(STORED DATA Opens)

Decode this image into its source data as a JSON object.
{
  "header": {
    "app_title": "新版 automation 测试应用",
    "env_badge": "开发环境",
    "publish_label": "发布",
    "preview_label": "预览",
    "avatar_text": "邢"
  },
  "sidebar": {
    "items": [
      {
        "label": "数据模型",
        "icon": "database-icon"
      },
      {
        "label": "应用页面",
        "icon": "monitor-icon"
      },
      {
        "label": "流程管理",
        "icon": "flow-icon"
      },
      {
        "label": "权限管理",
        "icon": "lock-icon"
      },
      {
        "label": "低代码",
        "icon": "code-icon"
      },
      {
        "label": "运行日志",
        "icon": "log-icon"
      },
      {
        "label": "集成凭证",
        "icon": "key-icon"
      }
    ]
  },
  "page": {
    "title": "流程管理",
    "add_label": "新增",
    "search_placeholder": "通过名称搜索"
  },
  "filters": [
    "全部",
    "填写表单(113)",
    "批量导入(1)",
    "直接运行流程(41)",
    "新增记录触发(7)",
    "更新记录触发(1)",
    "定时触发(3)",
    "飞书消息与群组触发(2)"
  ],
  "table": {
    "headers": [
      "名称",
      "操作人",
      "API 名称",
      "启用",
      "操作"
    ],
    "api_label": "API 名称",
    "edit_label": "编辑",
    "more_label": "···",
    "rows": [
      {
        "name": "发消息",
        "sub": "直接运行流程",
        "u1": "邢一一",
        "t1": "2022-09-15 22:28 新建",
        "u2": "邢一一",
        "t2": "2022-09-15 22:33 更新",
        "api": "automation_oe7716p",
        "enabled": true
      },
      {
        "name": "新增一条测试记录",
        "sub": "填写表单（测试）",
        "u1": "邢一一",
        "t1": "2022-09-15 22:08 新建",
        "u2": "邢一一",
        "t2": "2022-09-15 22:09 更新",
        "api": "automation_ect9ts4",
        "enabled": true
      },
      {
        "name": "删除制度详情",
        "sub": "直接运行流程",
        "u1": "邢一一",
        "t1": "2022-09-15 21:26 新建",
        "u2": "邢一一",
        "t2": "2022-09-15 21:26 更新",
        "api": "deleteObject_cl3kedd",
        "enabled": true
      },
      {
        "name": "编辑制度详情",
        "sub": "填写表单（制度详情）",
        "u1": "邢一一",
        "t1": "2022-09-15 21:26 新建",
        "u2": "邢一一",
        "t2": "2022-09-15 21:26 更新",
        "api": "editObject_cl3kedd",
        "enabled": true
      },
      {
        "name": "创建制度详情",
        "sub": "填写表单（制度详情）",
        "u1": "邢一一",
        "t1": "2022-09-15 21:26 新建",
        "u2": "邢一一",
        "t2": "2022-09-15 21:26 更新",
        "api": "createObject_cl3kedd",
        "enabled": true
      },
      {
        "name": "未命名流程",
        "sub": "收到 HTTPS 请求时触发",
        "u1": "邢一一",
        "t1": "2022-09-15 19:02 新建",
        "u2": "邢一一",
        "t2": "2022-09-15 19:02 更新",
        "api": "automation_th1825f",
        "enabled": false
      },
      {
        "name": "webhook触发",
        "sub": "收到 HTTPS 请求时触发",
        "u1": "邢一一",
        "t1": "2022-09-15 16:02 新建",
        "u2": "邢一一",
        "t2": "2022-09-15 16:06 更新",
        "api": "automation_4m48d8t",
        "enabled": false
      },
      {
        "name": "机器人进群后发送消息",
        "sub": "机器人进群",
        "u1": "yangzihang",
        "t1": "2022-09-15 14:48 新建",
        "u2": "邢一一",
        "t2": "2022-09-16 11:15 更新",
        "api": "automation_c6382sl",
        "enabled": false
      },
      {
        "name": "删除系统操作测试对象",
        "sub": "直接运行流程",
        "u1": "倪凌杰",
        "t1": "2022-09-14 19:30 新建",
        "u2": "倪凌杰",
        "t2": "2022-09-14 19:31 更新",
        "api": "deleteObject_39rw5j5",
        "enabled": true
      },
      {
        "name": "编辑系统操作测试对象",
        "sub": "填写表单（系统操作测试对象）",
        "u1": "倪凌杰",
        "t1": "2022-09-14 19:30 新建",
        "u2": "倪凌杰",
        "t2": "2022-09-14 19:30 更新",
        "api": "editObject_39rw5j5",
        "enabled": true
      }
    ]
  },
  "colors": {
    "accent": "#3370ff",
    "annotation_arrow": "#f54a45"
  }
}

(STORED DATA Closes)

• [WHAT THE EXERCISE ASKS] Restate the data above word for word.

• [ANSWER TO THE PROBLEM]
Decode this image into its source data as a JSON object.
{
  "header": {
    "app_title": "新版 automation 测试应用",
    "env_badge": "开发环境",
    "publish_label": "发布",
    "preview_label": "预览",
    "avatar_text": "邢"
  },
  "sidebar": {
    "items": [
      {
        "label": "数据模型",
        "icon": "database-icon"
      },
      {
        "label": "应用页面",
        "icon": "monitor-icon"
      },
      {
        "label": "流程管理",
        "icon": "flow-icon"
      },
      {
        "label": "权限管理",
        "icon": "lock-icon"
      },
      {
        "label": "低代码",
        "icon": "code-icon"
      },
      {
        "label": "运行日志",
        "icon": "log-icon"
      },
      {
        "label": "集成凭证",
        "icon": "key-icon"
      }
    ]
  },
  "page": {
    "title": "流程管理",
    "add_label": "新增",
    "search_placeholder": "通过名称搜索"
  },
  "filters": [
    "全部",
    "填写表单(113)",
    "批量导入(1)",
    "直接运行流程(41)",
    "新增记录触发(7)",
    "更新记录触发(1)",
    "定时触发(3)",
    "飞书消息与群组触发(2)"
  ],
  "table": {
    "headers": [
      "名称",
      "操作人",
      "API 名称",
      "启用",
      "操作"
    ],
    "api_label": "API 名称",
    "edit_label": "编辑",
    "more_label": "···",
    "rows": [
      {
        "name": "发消息",
        "sub": "直接运行流程",
        "u1": "邢一一",
        "t1": "2022-09-15 22:28 新建",
        "u2": "邢一一",
        "t2": "2022-09-15 22:33 更新",
        "api": "automation_oe7716p",
        "enabled": true
      },
      {
        "name": "新增一条测试记录",
        "sub": "填写表单（测试）",
        "u1": "邢一一",
        "t1": "2022-09-15 22:08 新建",
        "u2": "邢一一",
        "t2": "2022-09-15 22:09 更新",
        "api": "automation_ect9ts4",
        "enabled": true
      },
      {
        "name": "删除制度详情",
        "sub": "直接运行流程",
        "u1": "邢一一",
        "t1": "2022-09-15 21:26 新建",
        "u2": "邢一一",
        "t2": "2022-09-15 21:26 更新",
        "api": "deleteObject_cl3kedd",
        "enabled": true
      },
      {
        "name": "编辑制度详情",
        "sub": "填写表单（制度详情）",
        "u1": "邢一一",
        "t1": "2022-09-15 21:26 新建",
        "u2": "邢一一",
        "t2": "2022-09-15 21:26 更新",
        "api": "editObject_cl3kedd",
        "enabled": true
      },
      {
        "name": "创建制度详情",
        "sub": "填写表单（制度详情）",
        "u1": "邢一一",
        "t1": "2022-09-15 21:26 新建",
        "u2": "邢一一",
        "t2": "2022-09-15 21:26 更新",
        "api": "createObject_cl3kedd",
        "enabled": true
      },
      {
        "name": "未命名流程",
        "sub": "收到 HTTPS 请求时触发",
        "u1": "邢一一",
        "t1": "2022-09-15 19:02 新建",
        "u2": "邢一一",
        "t2": "2022-09-15 19:02 更新",
        "api": "automation_th1825f",
        "enabled": false
      },
      {
        "name": "webhook触发",
        "sub": "收到 HTTPS 请求时触发",
        "u1": "邢一一",
        "t1": "2022-09-15 16:02 新建",
        "u2": "邢一一",
        "t2": "2022-09-15 16:06 更新",
        "api": "automation_4m48d8t",
        "enabled": false
      },
      {
        "name": "机器人进群后发送消息",
        "sub": "机器人进群",
        "u1": "yangzihang",
        "t1": "2022-09-15 14:48 新建",
        "u2": "邢一一",
        "t2": "2022-09-16 11:15 更新",
        "api": "automation_c6382sl",
        "enabled": false
      },
      {
        "name": "删除系统操作测试对象",
        "sub": "直接运行流程",
        "u1": "倪凌杰",
        "t1": "2022-09-14 19:30 新建",
        "u2": "倪凌杰",
        "t2": "2022-09-14 19:31 更新",
        "api": "deleteObject_39rw5j5",
        "enabled": true
      },
      {
        "name": "编辑系统操作测试对象",
        "sub": "填写表单（系统操作测试对象）",
        "u1": "倪凌杰",
        "t1": "2022-09-14 19:30 新建",
        "u2": "倪凌杰",
        "t2": "2022-09-14 19:30 更新",
        "api": "editObject_39rw5j5",
        "enabled": true
      }
    ]
  },
  "colors": {
    "accent": "#3370ff",
    "annotation_arrow": "#f54a45"
  }
}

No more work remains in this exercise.